» Data extracts
··········

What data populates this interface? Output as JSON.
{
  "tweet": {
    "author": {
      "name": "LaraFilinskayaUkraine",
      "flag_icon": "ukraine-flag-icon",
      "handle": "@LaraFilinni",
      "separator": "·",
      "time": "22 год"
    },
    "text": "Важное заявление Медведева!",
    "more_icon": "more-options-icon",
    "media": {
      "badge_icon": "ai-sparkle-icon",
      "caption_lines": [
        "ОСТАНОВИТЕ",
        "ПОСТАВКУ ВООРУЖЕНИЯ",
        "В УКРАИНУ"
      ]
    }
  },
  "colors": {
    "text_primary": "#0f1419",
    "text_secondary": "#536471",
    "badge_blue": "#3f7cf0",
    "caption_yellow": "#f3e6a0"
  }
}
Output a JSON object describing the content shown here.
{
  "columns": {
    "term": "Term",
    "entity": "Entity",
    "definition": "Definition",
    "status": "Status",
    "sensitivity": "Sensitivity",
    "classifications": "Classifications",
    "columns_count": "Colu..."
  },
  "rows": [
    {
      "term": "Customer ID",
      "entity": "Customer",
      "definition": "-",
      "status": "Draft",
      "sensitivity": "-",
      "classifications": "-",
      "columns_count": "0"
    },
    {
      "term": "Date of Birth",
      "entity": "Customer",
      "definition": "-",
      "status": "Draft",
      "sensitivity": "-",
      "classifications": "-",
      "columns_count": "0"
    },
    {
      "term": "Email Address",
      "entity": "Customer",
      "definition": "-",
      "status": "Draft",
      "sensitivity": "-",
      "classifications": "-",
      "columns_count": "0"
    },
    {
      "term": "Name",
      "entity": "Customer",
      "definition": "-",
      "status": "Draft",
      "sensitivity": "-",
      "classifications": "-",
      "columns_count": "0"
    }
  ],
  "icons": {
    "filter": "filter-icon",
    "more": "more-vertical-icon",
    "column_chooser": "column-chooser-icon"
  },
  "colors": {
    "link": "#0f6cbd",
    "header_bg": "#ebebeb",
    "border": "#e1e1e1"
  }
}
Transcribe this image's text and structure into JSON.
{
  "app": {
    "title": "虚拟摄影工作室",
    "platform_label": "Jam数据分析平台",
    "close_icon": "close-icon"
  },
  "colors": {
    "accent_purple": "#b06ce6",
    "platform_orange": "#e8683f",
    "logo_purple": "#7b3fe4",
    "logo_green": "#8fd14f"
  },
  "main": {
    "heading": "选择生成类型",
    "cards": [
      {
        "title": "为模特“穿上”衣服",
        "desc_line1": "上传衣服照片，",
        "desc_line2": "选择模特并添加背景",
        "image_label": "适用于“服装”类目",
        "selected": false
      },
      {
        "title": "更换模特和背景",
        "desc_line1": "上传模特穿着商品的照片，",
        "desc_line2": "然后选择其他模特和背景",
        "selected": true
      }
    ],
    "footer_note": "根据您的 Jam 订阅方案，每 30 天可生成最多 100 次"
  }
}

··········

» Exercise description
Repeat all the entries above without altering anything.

» Response to this task
What data populates this interface? Output as JSON.
{
  "tweet": {
    "author": {
      "name": "LaraFilinskayaUkraine",
      "flag_icon": "ukraine-flag-icon",
      "handle": "@LaraFilinni",
      "separator": "·",
      "time": "22 год"
    },
    "text": "Важное заявление Медведева!",
    "more_icon": "more-options-icon",
    "media": {
      "badge_icon": "ai-sparkle-icon",
      "caption_lines": [
        "ОСТАНОВИТЕ",
        "ПОСТАВКУ ВООРУЖЕНИЯ",
        "В УКРАИНУ"
      ]
    }
  },
  "colors": {
    "text_primary": "#0f1419",
    "text_secondary": "#536471",
    "badge_blue": "#3f7cf0",
    "caption_yellow": "#f3e6a0"
  }
}
Output a JSON object describing the content shown here.
{
  "columns": {
    "term": "Term",
    "entity": "Entity",
    "definition": "Definition",
    "status": "Status",
    "sensitivity": "Sensitivity",
    "classifications": "Classifications",
    "columns_count": "Colu..."
  },
  "rows": [
    {
      "term": "Customer ID",
      "entity": "Customer",
      "definition": "-",
      "status": "Draft",
      "sensitivity": "-",
      "classifications": "-",
      "columns_count": "0"
    },
    {
      "term": "Date of Birth",
      "entity": "Customer",
      "definition": "-",
      "status": "Draft",
      "sensitivity": "-",
      "classifications": "-",
      "columns_count": "0"
    },
    {
      "term": "Email Address",
      "entity": "Customer",
      "definition": "-",
      "status": "Draft",
      "sensitivity": "-",
      "classifications": "-",
      "columns_count": "0"
    },
    {
      "term": "Name",
      "entity": "Customer",
      "definition": "-",
      "status": "Draft",
      "sensitivity": "-",
      "classifications": "-",
      "columns_count": "0"
    }
  ],
  "icons": {
    "filter": "filter-icon",
    "more": "more-vertical-icon",
    "column_chooser": "column-chooser-icon"
  },
  "colors": {
    "link": "#0f6cbd",
    "header_bg": "#ebebeb",
    "border": "#e1e1e1"
  }
}
Transcribe this image's text and structure into JSON.
{
  "app": {
    "title": "虚拟摄影工作室",
    "platform_label": "Jam数据分析平台",
    "close_icon": "close-icon"
  },
  "colors": {
    "accent_purple": "#b06ce6",
    "platform_orange": "#e8683f",
    "logo_purple": "#7b3fe4",
    "logo_green": "#8fd14f"
  },
  "main": {
    "heading": "选择生成类型",
    "cards": [
      {
        "title": "为模特“穿上”衣服",
        "desc_line1": "上传衣服照片，",
        "desc_line2": "选择模特并添加背景",
        "image_label": "适用于“服装”类目",
        "selected": false
      },
      {
        "title": "更换模特和背景",
        "desc_line1": "上传模特穿着商品的照片，",
        "desc_line2": "然后选择其他模特和背景",
        "selected": true
      }
    ],
    "footer_note": "根据您的 Jam 订阅方案，每 30 天可生成最多 100 次"
  }
}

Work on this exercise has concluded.